Records:
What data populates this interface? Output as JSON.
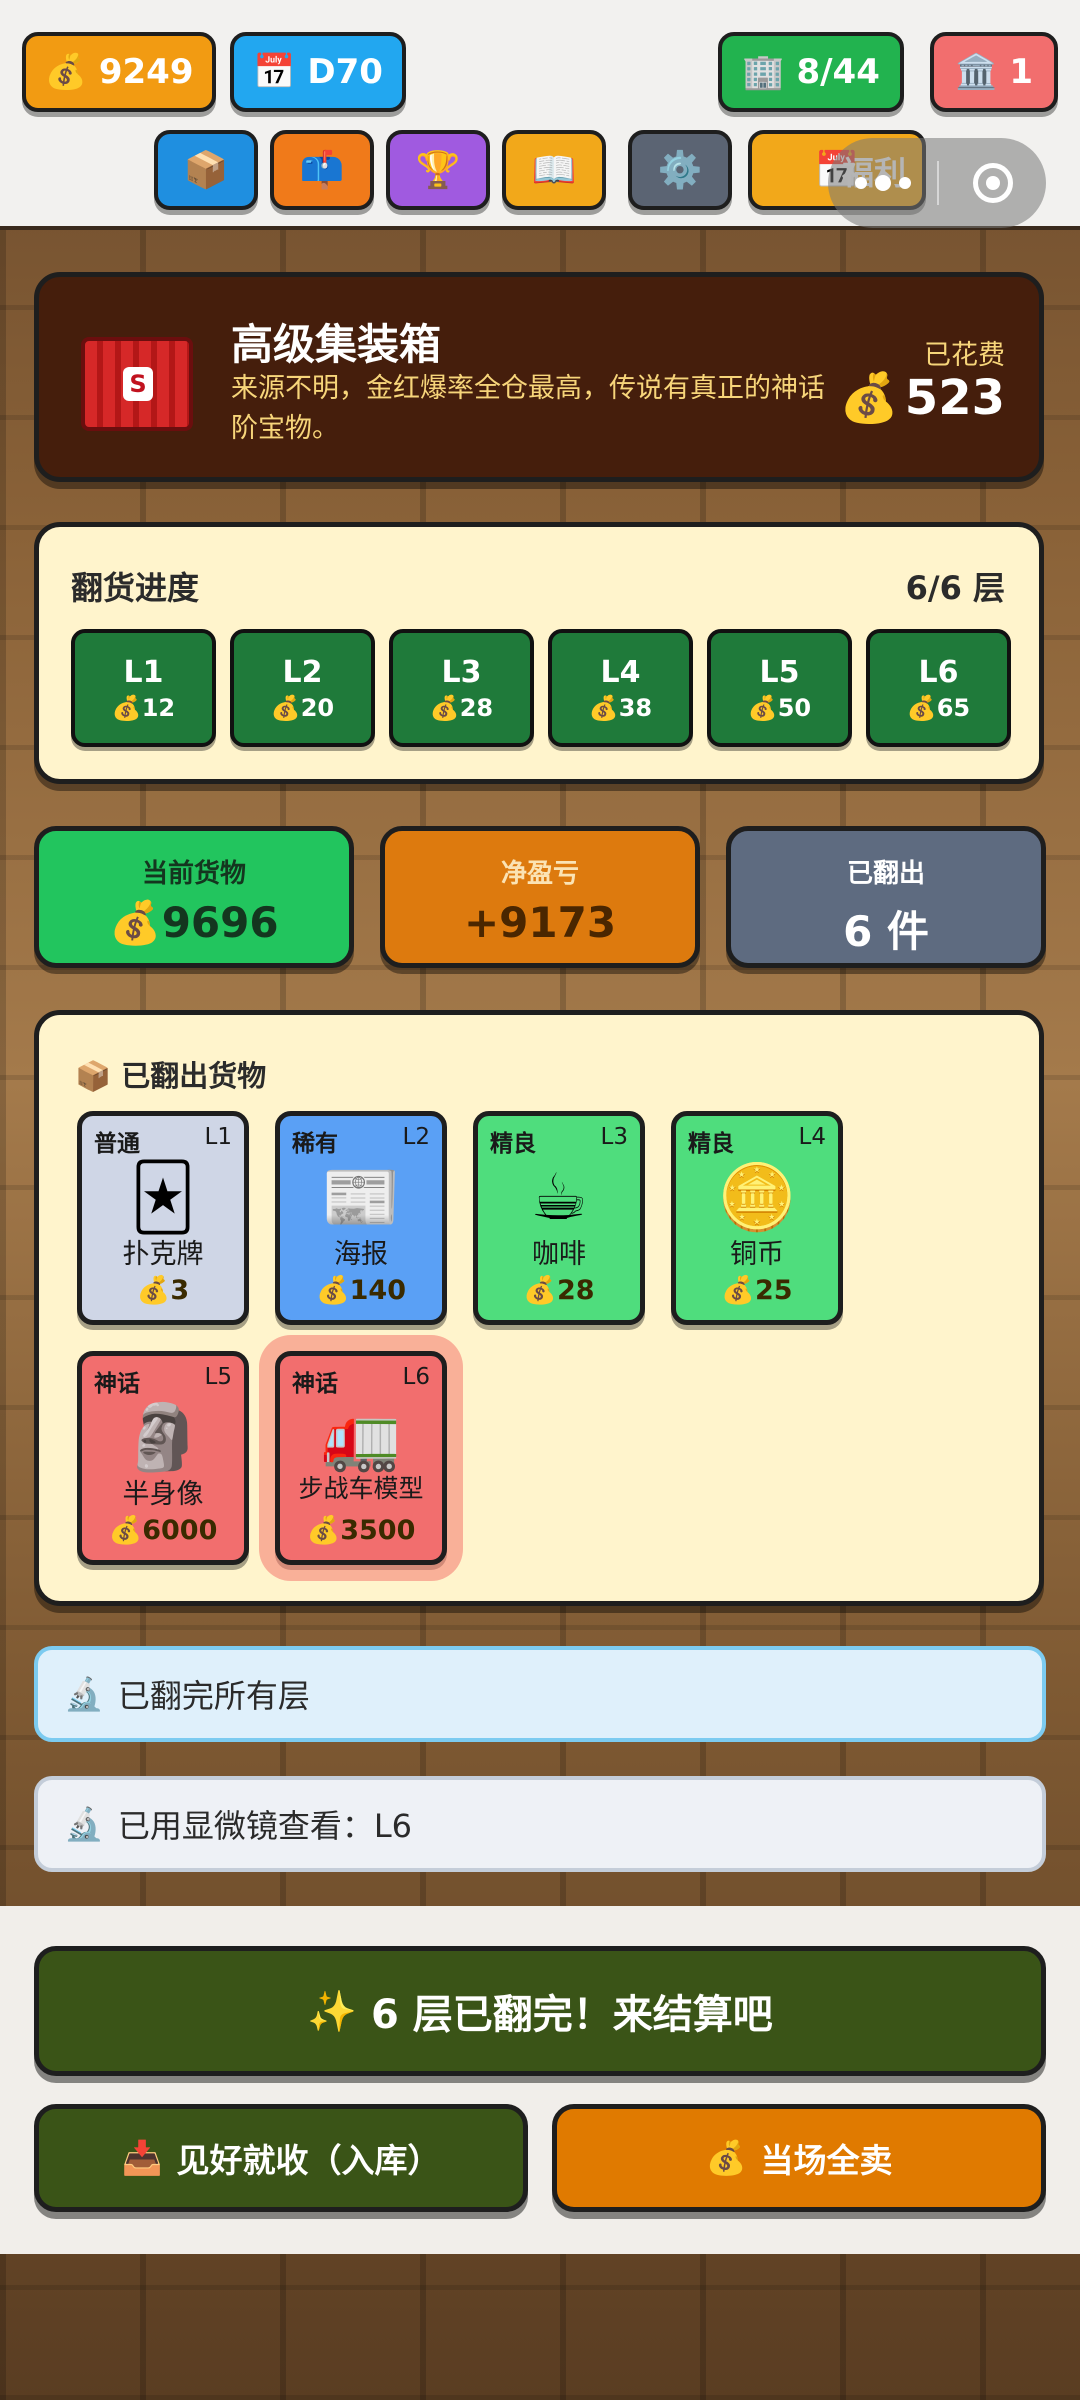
{
  "header": {
    "coins": "9249",
    "day": "D70",
    "buildings": "8/44",
    "bank": "1",
    "welfare_label": "福利",
    "toolbar": [
      {
        "icon": "package-icon",
        "glyph": "📦",
        "color": "#1f8fe0"
      },
      {
        "icon": "mailbox-icon",
        "glyph": "📫",
        "color": "#f07a1a"
      },
      {
        "icon": "trophy-icon",
        "glyph": "🏆",
        "color": "#a05ae0"
      },
      {
        "icon": "book-icon",
        "glyph": "📖",
        "color": "#f2a81a"
      },
      {
        "icon": "gear-icon",
        "glyph": "⚙️",
        "color": "#5b6473"
      },
      {
        "icon": "calendar-icon",
        "glyph": "📅",
        "color": "#f2a81a"
      }
    ]
  },
  "crate": {
    "title": "高级集装箱",
    "description": "来源不明，金红爆率全仓最高，传说有真正的神话阶宝物。",
    "spent_label": "已花费",
    "spent_value": "523"
  },
  "progress": {
    "title": "翻货进度",
    "count": "6/6 层",
    "layers": [
      {
        "name": "L1",
        "cost": "12"
      },
      {
        "name": "L2",
        "cost": "20"
      },
      {
        "name": "L3",
        "cost": "28"
      },
      {
        "name": "L4",
        "cost": "38"
      },
      {
        "name": "L5",
        "cost": "50"
      },
      {
        "name": "L6",
        "cost": "65"
      }
    ]
  },
  "stats": {
    "current_label": "当前货物",
    "current_value": "9696",
    "net_label": "净盈亏",
    "net_value": "+9173",
    "flipped_label": "已翻出",
    "flipped_value": "6 件"
  },
  "items": {
    "title": "已翻出货物",
    "list": [
      {
        "rarity": "普通",
        "level": "L1",
        "name": "扑克牌",
        "price": "3",
        "icon": "joker-card-icon",
        "glyph": "🃏",
        "color": "#cfd6e6"
      },
      {
        "rarity": "稀有",
        "level": "L2",
        "name": "海报",
        "price": "140",
        "icon": "newspaper-icon",
        "glyph": "📰",
        "color": "#5aa0f5"
      },
      {
        "rarity": "精良",
        "level": "L3",
        "name": "咖啡",
        "price": "28",
        "icon": "coffee-icon",
        "glyph": "☕",
        "color": "#4fdd7d"
      },
      {
        "rarity": "精良",
        "level": "L4",
        "name": "铜币",
        "price": "25",
        "icon": "coin-icon",
        "glyph": "🪙",
        "color": "#4fdd7d"
      },
      {
        "rarity": "神话",
        "level": "L5",
        "name": "半身像",
        "price": "6000",
        "icon": "moai-icon",
        "glyph": "🗿",
        "color": "#f26e6e"
      },
      {
        "rarity": "神话",
        "level": "L6",
        "name": "步战车模型",
        "price": "3500",
        "icon": "truck-icon",
        "glyph": "🚛",
        "color": "#f26e6e"
      }
    ]
  },
  "notices": {
    "all_done": "已翻完所有层",
    "microscope": "已用显微镜查看：L6"
  },
  "actions": {
    "settle": "6 层已翻完！来结算吧",
    "store": "见好就收（入库）",
    "sell_all": "当场全卖"
  }
}
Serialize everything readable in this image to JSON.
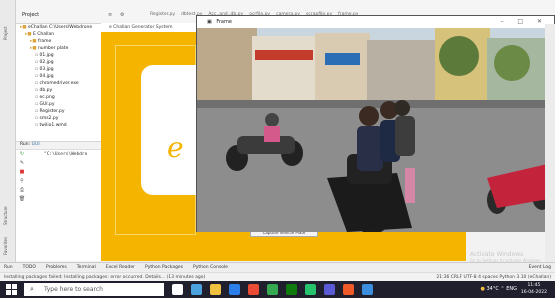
{
  "ide": {
    "project_label": "Project",
    "tabs": [
      "Register.py",
      "dbtest.py",
      "Acc..and..db.py",
      "ocrfile.py",
      "camera.py",
      "scrapfile.py",
      "frame.py"
    ],
    "tree": [
      {
        "label": "eChallan  C:\\Users\\Webdrone",
        "type": "folder",
        "indent": 0
      },
      {
        "label": "E Challan",
        "type": "folder",
        "indent": 1
      },
      {
        "label": "frame",
        "type": "folder",
        "indent": 2
      },
      {
        "label": "number plate",
        "type": "folder",
        "indent": 2
      },
      {
        "label": "01.jpg",
        "type": "file",
        "indent": 3
      },
      {
        "label": "02.jpg",
        "type": "file",
        "indent": 3
      },
      {
        "label": "03.jpg",
        "type": "file",
        "indent": 3
      },
      {
        "label": "04.jpg",
        "type": "file",
        "indent": 3
      },
      {
        "label": "chromedriver.exe",
        "type": "file",
        "indent": 3
      },
      {
        "label": "db.py",
        "type": "file",
        "indent": 3
      },
      {
        "label": "ec.png",
        "type": "file",
        "indent": 3
      },
      {
        "label": "GUI.py",
        "type": "file",
        "indent": 3
      },
      {
        "label": "Register.py",
        "type": "file",
        "indent": 3
      },
      {
        "label": "sms2.py",
        "type": "file",
        "indent": 3
      },
      {
        "label": "twilio1.wmd",
        "type": "file",
        "indent": 3
      }
    ],
    "run_label": "Run:",
    "run_target": "GUI",
    "console_line": "\"C:\\Users\\Webdro",
    "tool_tabs": [
      "Run",
      "TODO",
      "Problems",
      "Terminal",
      "Excel Reader",
      "Python Packages",
      "Python Console"
    ],
    "event_log": "Event Log",
    "status_text": "Installing packages failed: Installing packages: error occurred. Details... (13 minutes ago)",
    "status_right": "21:36   CRLF   UTF-8   4 spaces   Python 3.10 (eChallan)"
  },
  "generator_window": {
    "title": "e Challan Generator System",
    "button_label": "Capture Vehicle Plate"
  },
  "frame_window": {
    "title": "Frame",
    "controls": "– □ ✕"
  },
  "watermark": {
    "line1": "Activate Windows",
    "line2": "Go to Settings to activate Windows."
  },
  "taskbar": {
    "search_placeholder": "Type here to search",
    "weather": "34°C",
    "lang": "ENG",
    "time": "11:45",
    "date": "16-04-2022"
  },
  "colors": {
    "accent_yellow": "#f4b400",
    "taskbar": "#1f1f2e"
  }
}
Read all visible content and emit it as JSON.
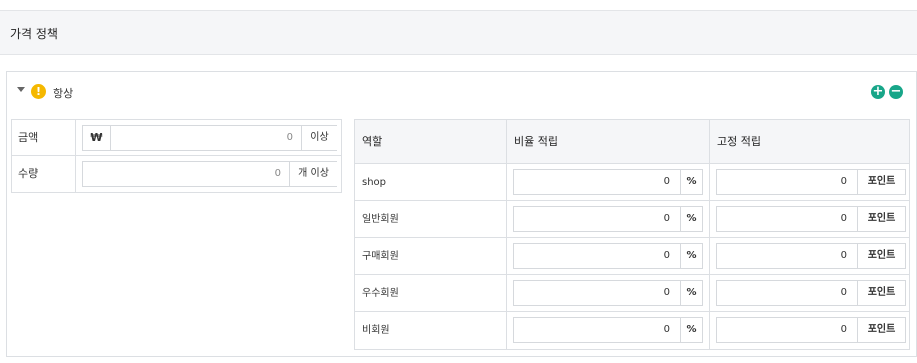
{
  "header": {
    "title": "가격 정책"
  },
  "panel": {
    "title": "항상",
    "add_symbol": "+",
    "remove_symbol": "−",
    "conditions": {
      "amount": {
        "label": "금액",
        "currency": "₩",
        "value": "0",
        "suffix": "이상"
      },
      "quantity": {
        "label": "수량",
        "value": "0",
        "suffix": "개 이상"
      }
    },
    "reward_table": {
      "headers": {
        "role": "역할",
        "ratio": "비율 적립",
        "fixed": "고정 적립"
      },
      "rows": [
        {
          "role": "shop",
          "ratio": "0",
          "ratio_unit": "%",
          "fixed": "0",
          "fixed_unit": "포인트"
        },
        {
          "role": "일반회원",
          "ratio": "0",
          "ratio_unit": "%",
          "fixed": "0",
          "fixed_unit": "포인트"
        },
        {
          "role": "구매회원",
          "ratio": "0",
          "ratio_unit": "%",
          "fixed": "0",
          "fixed_unit": "포인트"
        },
        {
          "role": "우수회원",
          "ratio": "0",
          "ratio_unit": "%",
          "fixed": "0",
          "fixed_unit": "포인트"
        },
        {
          "role": "비회원",
          "ratio": "0",
          "ratio_unit": "%",
          "fixed": "0",
          "fixed_unit": "포인트"
        }
      ]
    }
  },
  "icons": {
    "warning": "!",
    "toggle": "caret-down-icon"
  },
  "colors": {
    "accent": "#18a689",
    "warning": "#f5b800"
  }
}
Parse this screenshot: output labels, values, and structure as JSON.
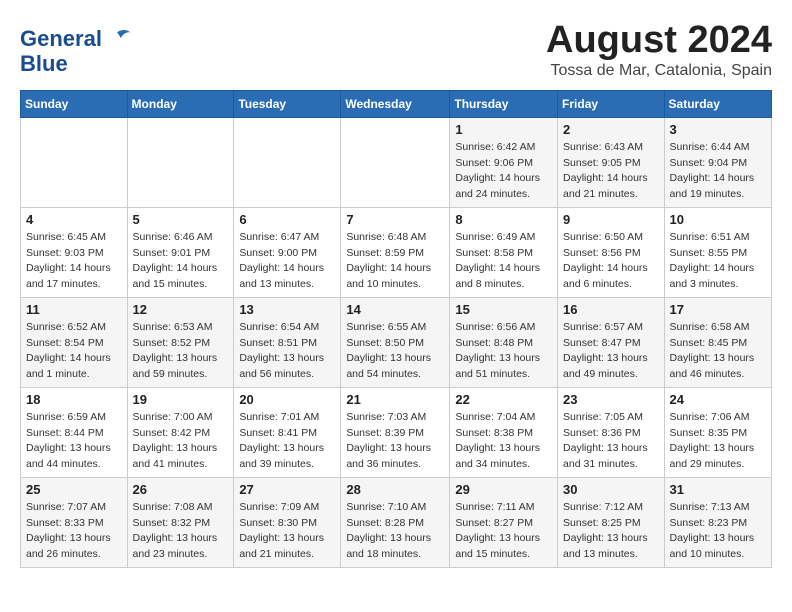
{
  "logo": {
    "line1": "General",
    "line2": "Blue"
  },
  "title": "August 2024",
  "location": "Tossa de Mar, Catalonia, Spain",
  "days_of_week": [
    "Sunday",
    "Monday",
    "Tuesday",
    "Wednesday",
    "Thursday",
    "Friday",
    "Saturday"
  ],
  "weeks": [
    [
      {
        "day": "",
        "info": ""
      },
      {
        "day": "",
        "info": ""
      },
      {
        "day": "",
        "info": ""
      },
      {
        "day": "",
        "info": ""
      },
      {
        "day": "1",
        "info": "Sunrise: 6:42 AM\nSunset: 9:06 PM\nDaylight: 14 hours and 24 minutes."
      },
      {
        "day": "2",
        "info": "Sunrise: 6:43 AM\nSunset: 9:05 PM\nDaylight: 14 hours and 21 minutes."
      },
      {
        "day": "3",
        "info": "Sunrise: 6:44 AM\nSunset: 9:04 PM\nDaylight: 14 hours and 19 minutes."
      }
    ],
    [
      {
        "day": "4",
        "info": "Sunrise: 6:45 AM\nSunset: 9:03 PM\nDaylight: 14 hours and 17 minutes."
      },
      {
        "day": "5",
        "info": "Sunrise: 6:46 AM\nSunset: 9:01 PM\nDaylight: 14 hours and 15 minutes."
      },
      {
        "day": "6",
        "info": "Sunrise: 6:47 AM\nSunset: 9:00 PM\nDaylight: 14 hours and 13 minutes."
      },
      {
        "day": "7",
        "info": "Sunrise: 6:48 AM\nSunset: 8:59 PM\nDaylight: 14 hours and 10 minutes."
      },
      {
        "day": "8",
        "info": "Sunrise: 6:49 AM\nSunset: 8:58 PM\nDaylight: 14 hours and 8 minutes."
      },
      {
        "day": "9",
        "info": "Sunrise: 6:50 AM\nSunset: 8:56 PM\nDaylight: 14 hours and 6 minutes."
      },
      {
        "day": "10",
        "info": "Sunrise: 6:51 AM\nSunset: 8:55 PM\nDaylight: 14 hours and 3 minutes."
      }
    ],
    [
      {
        "day": "11",
        "info": "Sunrise: 6:52 AM\nSunset: 8:54 PM\nDaylight: 14 hours and 1 minute."
      },
      {
        "day": "12",
        "info": "Sunrise: 6:53 AM\nSunset: 8:52 PM\nDaylight: 13 hours and 59 minutes."
      },
      {
        "day": "13",
        "info": "Sunrise: 6:54 AM\nSunset: 8:51 PM\nDaylight: 13 hours and 56 minutes."
      },
      {
        "day": "14",
        "info": "Sunrise: 6:55 AM\nSunset: 8:50 PM\nDaylight: 13 hours and 54 minutes."
      },
      {
        "day": "15",
        "info": "Sunrise: 6:56 AM\nSunset: 8:48 PM\nDaylight: 13 hours and 51 minutes."
      },
      {
        "day": "16",
        "info": "Sunrise: 6:57 AM\nSunset: 8:47 PM\nDaylight: 13 hours and 49 minutes."
      },
      {
        "day": "17",
        "info": "Sunrise: 6:58 AM\nSunset: 8:45 PM\nDaylight: 13 hours and 46 minutes."
      }
    ],
    [
      {
        "day": "18",
        "info": "Sunrise: 6:59 AM\nSunset: 8:44 PM\nDaylight: 13 hours and 44 minutes."
      },
      {
        "day": "19",
        "info": "Sunrise: 7:00 AM\nSunset: 8:42 PM\nDaylight: 13 hours and 41 minutes."
      },
      {
        "day": "20",
        "info": "Sunrise: 7:01 AM\nSunset: 8:41 PM\nDaylight: 13 hours and 39 minutes."
      },
      {
        "day": "21",
        "info": "Sunrise: 7:03 AM\nSunset: 8:39 PM\nDaylight: 13 hours and 36 minutes."
      },
      {
        "day": "22",
        "info": "Sunrise: 7:04 AM\nSunset: 8:38 PM\nDaylight: 13 hours and 34 minutes."
      },
      {
        "day": "23",
        "info": "Sunrise: 7:05 AM\nSunset: 8:36 PM\nDaylight: 13 hours and 31 minutes."
      },
      {
        "day": "24",
        "info": "Sunrise: 7:06 AM\nSunset: 8:35 PM\nDaylight: 13 hours and 29 minutes."
      }
    ],
    [
      {
        "day": "25",
        "info": "Sunrise: 7:07 AM\nSunset: 8:33 PM\nDaylight: 13 hours and 26 minutes."
      },
      {
        "day": "26",
        "info": "Sunrise: 7:08 AM\nSunset: 8:32 PM\nDaylight: 13 hours and 23 minutes."
      },
      {
        "day": "27",
        "info": "Sunrise: 7:09 AM\nSunset: 8:30 PM\nDaylight: 13 hours and 21 minutes."
      },
      {
        "day": "28",
        "info": "Sunrise: 7:10 AM\nSunset: 8:28 PM\nDaylight: 13 hours and 18 minutes."
      },
      {
        "day": "29",
        "info": "Sunrise: 7:11 AM\nSunset: 8:27 PM\nDaylight: 13 hours and 15 minutes."
      },
      {
        "day": "30",
        "info": "Sunrise: 7:12 AM\nSunset: 8:25 PM\nDaylight: 13 hours and 13 minutes."
      },
      {
        "day": "31",
        "info": "Sunrise: 7:13 AM\nSunset: 8:23 PM\nDaylight: 13 hours and 10 minutes."
      }
    ]
  ]
}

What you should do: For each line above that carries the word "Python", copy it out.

Task solution:
      "Python Packages",
      "Python Console"
    "status_right": "21:36   CRLF   UTF-8   4 spaces   Python 3.10 (eChallan)"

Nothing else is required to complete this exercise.